Attorney Meaghan Boyd, one of our most inspiring jurors, can testify to the importance of a supportive NICU. Meaghan and her husband, Jared founded Piper's Friends after their daughter, who lived a day and a half, spent the majority of her life at Grady Health System in Atlanta, Georgia. The mission of Piper's Friends is to provide high-quality, comfortable family sleeping and waiting areas in the NICU at Grady Hospital, as well as educational and support materials for parents and families whose babies receive care in Grady's NICU. Boyd says "we saw a need when we left Grady and we wanted to do something to help (Boyd, 2013)." Within the past year, Piper's Friends has contributed new furniture, linens, artwork and flooring to the family waiting area at Grady. Her family's experience will be invaluable, as she participates in the panel of jurors.
Juror Jodi DeJoseph, a supervisor/educator for the NICU at WakeMed Health and Hospitals in Raleigh, North Carolina, believes that families are an important part of the NICU environment. She believes that it is important to make the family feel comfortable. "We often focus on the technological needs and so many times the parents and families are in the background," she says (DeJoseph 2010). Having contributed to the design of WakeMed's renovated NICU, she explains that "it's about empowering the family." When asked about her expectations for the design competition, Jodi is certain that she would like to see "the little things that are not apparent," noting, "sensitivity to the patient and families" as a high priority.
Finally, juror Elicia Jacob, Director of Nursing for the University of Alabama at Birmingham Women & Infants Service (the largest private-room Regional NICU and Continuing Care Nursery in the country), describes the NICU environment as a place that can be calming, comforting, controlled and/or chaotic. She explains that "parents and loved ones of the newborn housed in the NICU are often in an understandable state of extreme concern or anxiety for the well-being of a sick newborn. They can be intimidated by the various procedures performed, machines, IV tubing [and other equipment] required to sustain life and optimize outcomes (Jacob, 2013)." As a juror, she places privacy, comfort for the patient and family, as well as efficient workflow for the clinicians at the top of her list for NICU design.
Institute for Patient-Centered Design is excited about this upcoming challenge. We will release our Call for Submissions in April 2013 for this year's design competition. Winners will receive a free full conference pass to the 2013 Healthcare Design Conference in Orlando, Florida. Like last year, the winners will be honored during our annual reception, and design features from the winning submissions will be on display in our full-scale model on site. Please visit www.patientcentereddesign.org regularly or join our mailing list for updates.

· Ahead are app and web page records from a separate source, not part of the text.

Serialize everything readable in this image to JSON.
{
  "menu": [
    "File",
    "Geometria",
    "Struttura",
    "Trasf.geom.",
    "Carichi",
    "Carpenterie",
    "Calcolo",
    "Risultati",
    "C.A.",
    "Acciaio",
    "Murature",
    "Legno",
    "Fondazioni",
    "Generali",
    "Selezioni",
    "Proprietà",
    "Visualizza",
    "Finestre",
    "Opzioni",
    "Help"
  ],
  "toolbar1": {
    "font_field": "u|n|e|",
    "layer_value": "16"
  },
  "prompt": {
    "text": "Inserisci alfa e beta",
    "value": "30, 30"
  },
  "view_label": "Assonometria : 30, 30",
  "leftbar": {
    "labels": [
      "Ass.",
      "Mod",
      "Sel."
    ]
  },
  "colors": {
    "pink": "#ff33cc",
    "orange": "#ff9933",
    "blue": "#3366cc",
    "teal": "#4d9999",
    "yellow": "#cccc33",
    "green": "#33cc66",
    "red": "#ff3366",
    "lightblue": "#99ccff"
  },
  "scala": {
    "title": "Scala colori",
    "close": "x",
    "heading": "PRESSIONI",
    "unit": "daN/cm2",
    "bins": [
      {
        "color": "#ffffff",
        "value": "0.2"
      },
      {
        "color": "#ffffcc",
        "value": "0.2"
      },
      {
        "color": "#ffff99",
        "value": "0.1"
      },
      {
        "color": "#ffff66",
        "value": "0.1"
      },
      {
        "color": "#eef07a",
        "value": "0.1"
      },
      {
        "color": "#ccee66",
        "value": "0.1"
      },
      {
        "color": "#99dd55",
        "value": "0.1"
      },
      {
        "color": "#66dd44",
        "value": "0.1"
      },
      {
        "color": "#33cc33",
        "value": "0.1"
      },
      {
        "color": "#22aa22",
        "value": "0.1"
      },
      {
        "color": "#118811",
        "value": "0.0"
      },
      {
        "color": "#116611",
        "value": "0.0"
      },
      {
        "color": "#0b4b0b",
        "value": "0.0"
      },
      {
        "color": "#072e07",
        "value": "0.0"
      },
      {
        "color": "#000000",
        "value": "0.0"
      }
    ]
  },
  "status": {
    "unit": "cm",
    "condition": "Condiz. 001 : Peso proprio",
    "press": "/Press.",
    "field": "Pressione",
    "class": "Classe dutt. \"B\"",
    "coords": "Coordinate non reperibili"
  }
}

1. Roger P. Saunders, RN, MSN, PNP, Marie R. Abraham, MA, Mary Jo Crosby, RNC,
NNP, MS, Karen Thomas, APRN, BC, William H. Edwards, MD. Evaluation and Development of Potentially Better Practices for Improving Family-Centered Care in Neonatal Intensive Care Units. Pediatrics Vol. 111 No. Supplement E1 April 1, 2003, pp. e437 -e449. Pediatrics, the official journal of the American Academy of Pediatrics (Online). March 13, 2013. http://pediatrics.aappublications.org/content/111/Supplement_E1/e437.full#content-block
2. Puig G, Sguassero Y. Early skin-to-skin contact for mothers and their healthy newborn
infants: RHL commentary (last revised: 9 November 2007). The WHO Reproductive Health Library; Geneva: World Health Organization. RHL website (Online). March 12, 2013. http://apps.who.int/rhl/newborn/gpcom/en/index.html